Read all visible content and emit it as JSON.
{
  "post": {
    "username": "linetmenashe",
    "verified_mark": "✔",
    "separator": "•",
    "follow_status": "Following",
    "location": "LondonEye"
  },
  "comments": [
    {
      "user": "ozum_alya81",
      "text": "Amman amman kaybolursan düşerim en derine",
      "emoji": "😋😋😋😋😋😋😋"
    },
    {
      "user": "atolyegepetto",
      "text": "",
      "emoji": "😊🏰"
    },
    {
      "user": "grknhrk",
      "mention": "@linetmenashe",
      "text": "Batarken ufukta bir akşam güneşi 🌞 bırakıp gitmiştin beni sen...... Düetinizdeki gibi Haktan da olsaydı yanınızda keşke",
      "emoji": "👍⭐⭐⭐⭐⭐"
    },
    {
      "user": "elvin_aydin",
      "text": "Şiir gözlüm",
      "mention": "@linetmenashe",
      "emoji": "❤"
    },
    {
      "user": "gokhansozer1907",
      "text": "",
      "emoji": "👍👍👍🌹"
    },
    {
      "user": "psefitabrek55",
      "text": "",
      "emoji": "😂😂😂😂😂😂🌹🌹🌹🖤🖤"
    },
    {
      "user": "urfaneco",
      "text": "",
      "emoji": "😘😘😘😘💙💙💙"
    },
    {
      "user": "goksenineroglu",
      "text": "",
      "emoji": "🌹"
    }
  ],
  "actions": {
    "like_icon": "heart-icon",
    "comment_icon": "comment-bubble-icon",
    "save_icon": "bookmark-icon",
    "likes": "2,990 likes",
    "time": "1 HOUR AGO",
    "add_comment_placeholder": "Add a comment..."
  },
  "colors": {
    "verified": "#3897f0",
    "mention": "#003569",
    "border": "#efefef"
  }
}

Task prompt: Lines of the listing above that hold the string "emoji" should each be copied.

Expected output:
      "emoji": "😋😋😋😋😋😋😋"
      "emoji": "😊🏰"
      "emoji": "👍⭐⭐⭐⭐⭐"
      "emoji": "❤"
      "emoji": "👍👍👍🌹"
      "emoji": "😂😂😂😂😂😂🌹🌹🌹🖤🖤"
      "emoji": "😘😘😘😘💙💙💙"
      "emoji": "🌹"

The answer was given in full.